Skip to main content

Have I been legally served a subpoena?

Citrus Heights, CA |

{Witness, Criminal Trial, CA Superior Court} I returned home from being out of town and saw a subpoena from the DA was left for me with my roommate, I didn't see physically see the subpoena until 6 days after it was left at my residence, with my roommate. The server was made aware of my absence and then the server left the subpoena/subpoena duces tecum papers (2), but no "proof of service" paper, and told my roommate to have me call the person requiring my attendance, (DA), whenever my roommate talked to me next, which was 6 days later, on a Saturday. I called and left message with DA and DA left one back, but we have yet to speak on the matter via phone or in person. I told the DA I was back in town and available to be served. Now what should I do? was that as a legal service of subpoena?

+ Read More

Attorney answers 3


They gotcha dude. The trick with these DA subpoenas that are not served personally is that if you call and say anything that indicates you have the subpoena and are aware of the date you must appear. If you don't contempt of court. Shouldn't have made that call.


Good question. I suspect Mr. Kamen is right, but I know in Sacramento when a person doesn't show up for court and the DA requests a bench warrant, the Court routinely asks the DA if they have personal service. The DA then has to produce and file with the court the subpoena and prove they were personally served. If they don't have personal service, then they cannot get a bench warrant issued. I have seen many times when the DA calls out for a witness in the audience and when they don't respond, the DA does not ask for a bench warrant. However, there is something called "substituted service", wherein a roommate or family member is served if they know the person lives there. By calling the DA you did acknowledge you got the subpoena. I just don't know if a judge would issue a bench warrant. I suppose to be on the safe side you should show up for court.
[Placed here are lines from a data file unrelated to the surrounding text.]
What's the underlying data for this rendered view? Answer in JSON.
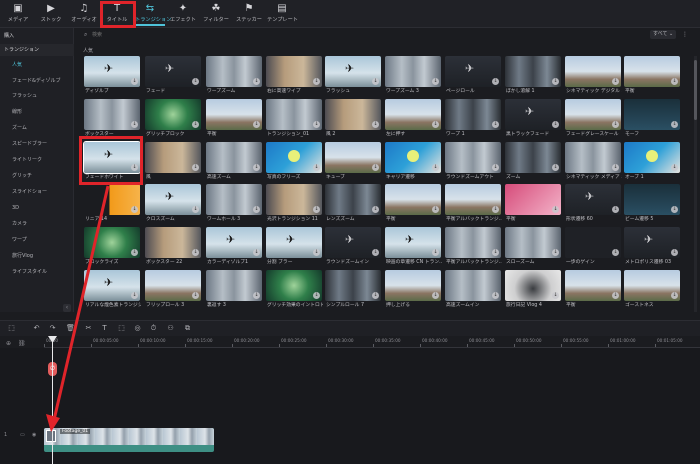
{
  "toolbar": {
    "tabs": [
      {
        "label": "メディア",
        "icon": "folder-icon"
      },
      {
        "label": "ストック",
        "icon": "stock-icon"
      },
      {
        "label": "オーディオ",
        "icon": "music-icon"
      },
      {
        "label": "タイトル",
        "icon": "title-icon"
      },
      {
        "label": "トランジション",
        "icon": "transition-icon",
        "active": true
      },
      {
        "label": "エフェクト",
        "icon": "effect-icon"
      },
      {
        "label": "フィルター",
        "icon": "filter-icon"
      },
      {
        "label": "ステッカー",
        "icon": "sticker-icon"
      },
      {
        "label": "テンプレート",
        "icon": "template-icon"
      }
    ]
  },
  "sidebar": {
    "items": [
      {
        "label": "購入",
        "group": true
      },
      {
        "label": "トランジション",
        "group": true
      },
      {
        "label": "人気",
        "selected": true
      },
      {
        "label": "フェード&ディゾルブ"
      },
      {
        "label": "フラッシュ"
      },
      {
        "label": "線形"
      },
      {
        "label": "ズーム"
      },
      {
        "label": "スピードブラー"
      },
      {
        "label": "ライトリーク"
      },
      {
        "label": "グリッチ"
      },
      {
        "label": "スライドショー"
      },
      {
        "label": "3D"
      },
      {
        "label": "カメラ"
      },
      {
        "label": "ワープ"
      },
      {
        "label": "旅行Vlog"
      },
      {
        "label": "ライフスタイル"
      }
    ]
  },
  "search": {
    "placeholder": "検索"
  },
  "filter": {
    "label": "すべて ⌄",
    "menu": "⋮"
  },
  "section_title": "人気",
  "cards": [
    {
      "label": "ディゾルブ",
      "theme": "t-sky"
    },
    {
      "label": "フェード",
      "theme": "t-dark"
    },
    {
      "label": "ワープズーム",
      "theme": "t-city"
    },
    {
      "label": "右に高速ワイプ",
      "theme": "t-blur"
    },
    {
      "label": "フラッシュ",
      "theme": "t-sky"
    },
    {
      "label": "ワープズーム 3",
      "theme": "t-city"
    },
    {
      "label": "ページロール",
      "theme": "t-dark"
    },
    {
      "label": "ぼかし溶解 1",
      "theme": "t-city-dark"
    },
    {
      "label": "シネマティック デジタル ス...",
      "theme": "t-house"
    },
    {
      "label": "平衡",
      "theme": "t-house"
    },
    {
      "label": "ボックスター",
      "theme": "t-city"
    },
    {
      "label": "グリッチブロック",
      "theme": "t-green"
    },
    {
      "label": "平衡",
      "theme": "t-house"
    },
    {
      "label": "トランジション_01",
      "theme": "t-city"
    },
    {
      "label": "風 2",
      "theme": "t-blur"
    },
    {
      "label": "左に押す",
      "theme": "t-house"
    },
    {
      "label": "ワープ 1",
      "theme": "t-city-dark"
    },
    {
      "label": "黒トラックフェード",
      "theme": "t-dark"
    },
    {
      "label": "フェードグレースケール",
      "theme": "t-house"
    },
    {
      "label": "モーフ",
      "theme": "t-teal"
    },
    {
      "label": "フェードホワイト",
      "theme": "t-sky",
      "selected": true
    },
    {
      "label": "風",
      "theme": "t-blur"
    },
    {
      "label": "高速ズーム",
      "theme": "t-city"
    },
    {
      "label": "写真のフリーズ",
      "theme": "t-ball"
    },
    {
      "label": "キューブ",
      "theme": "t-house"
    },
    {
      "label": "キャリア遷移",
      "theme": "t-ball"
    },
    {
      "label": "ラウンドズームアウト",
      "theme": "t-city"
    },
    {
      "label": "ズーム",
      "theme": "t-city-dark"
    },
    {
      "label": "シネマティック メディア ネ...",
      "theme": "t-city"
    },
    {
      "label": "オーブ 1",
      "theme": "t-ball"
    },
    {
      "label": "リニア 14",
      "theme": "t-orange"
    },
    {
      "label": "クロスズーム",
      "theme": "t-sky"
    },
    {
      "label": "ワームホール 3",
      "theme": "t-city"
    },
    {
      "label": "光沢トランジション 11",
      "theme": "t-blur"
    },
    {
      "label": "レンズズーム",
      "theme": "t-city-dark"
    },
    {
      "label": "平衡",
      "theme": "t-house"
    },
    {
      "label": "平衡アルバックトランジ...",
      "theme": "t-house"
    },
    {
      "label": "平衡",
      "theme": "t-pink"
    },
    {
      "label": "形状遷移 60",
      "theme": "t-dark"
    },
    {
      "label": "ビーム遷移 5",
      "theme": "t-teal"
    },
    {
      "label": "ブロックライズ",
      "theme": "t-green"
    },
    {
      "label": "ボックスター 22",
      "theme": "t-blur"
    },
    {
      "label": "カラーディゾルブ1",
      "theme": "t-sky"
    },
    {
      "label": "分割 ブラー",
      "theme": "t-sky"
    },
    {
      "label": "ラウンドズームイン",
      "theme": "t-dark"
    },
    {
      "label": "映画の章遷移 CN トラン...",
      "theme": "t-sky"
    },
    {
      "label": "平衡アルバックトランジ...",
      "theme": "t-city"
    },
    {
      "label": "スローズーム",
      "theme": "t-city"
    },
    {
      "label": "一歩のゲイン",
      "theme": "t-wave"
    },
    {
      "label": "メトロポリス遷移 03",
      "theme": "t-dark"
    },
    {
      "label": "リアルな煙色素トランジシ...",
      "theme": "t-sky"
    },
    {
      "label": "フリップロール 3",
      "theme": "t-house"
    },
    {
      "label": "裏返す 3",
      "theme": "t-city"
    },
    {
      "label": "グリッチ効果のイントロト...",
      "theme": "t-green"
    },
    {
      "label": "シンプルロール 7",
      "theme": "t-city-dark"
    },
    {
      "label": "押し上げる",
      "theme": "t-house"
    },
    {
      "label": "高速ズームイン",
      "theme": "t-city"
    },
    {
      "label": "旅行日記 Vlog 4",
      "theme": "t-smoke"
    },
    {
      "label": "平衡",
      "theme": "t-house"
    },
    {
      "label": "ゴーストネス",
      "theme": "t-house"
    }
  ],
  "timeline": {
    "tools": [
      "↶",
      "↷",
      "🗑",
      "✂",
      "T",
      "⬚",
      "◎",
      "⏱",
      "⚇",
      "⧉"
    ],
    "ruler": [
      "00:00",
      "00:00:05:00",
      "00:00:10:00",
      "00:00:15:00",
      "00:00:20:00",
      "00:00:25:00",
      "00:00:30:00",
      "00:00:35:00",
      "00:00:40:00",
      "00:00:45:00",
      "00:00:50:00",
      "00:00:55:00",
      "00:01:00:00",
      "00:01:05:00"
    ],
    "clip_name": "Footage_01",
    "track_number": "1",
    "marker_icon": "∅"
  },
  "colors": {
    "accent": "#4fc3d9",
    "highlight": "#e0242a",
    "clip": "#3e8f84"
  }
}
I generally agree with Mr. Kaman, a very knowledgeable and extremely competent attorney.
I cannot tell ffom your post with any degree of certainty an number of things.
First, do you want to testify in this case? Thhe tenor of your post implies that you do. If so, do not worry about the technicalities and appear as requested.
Could also read post as you are willing to appear as a witness but the timing is inconvenient. If so, call DA and try to arange an on call status. Inform your employer.
It is also possible that you really do not want to apper at all. In that case, you need to discuss the issue of service with your own attorney.

The above is not intended as legal advice. The response does not constitute the creation of an attorney client relationship as this forum does not provide for a confidential communication.

Can't find what you're looking for?

Post a free question on our public forum.

Ask a Question

- or -

Search for lawyers by reviews and ratings.

Find a Lawyer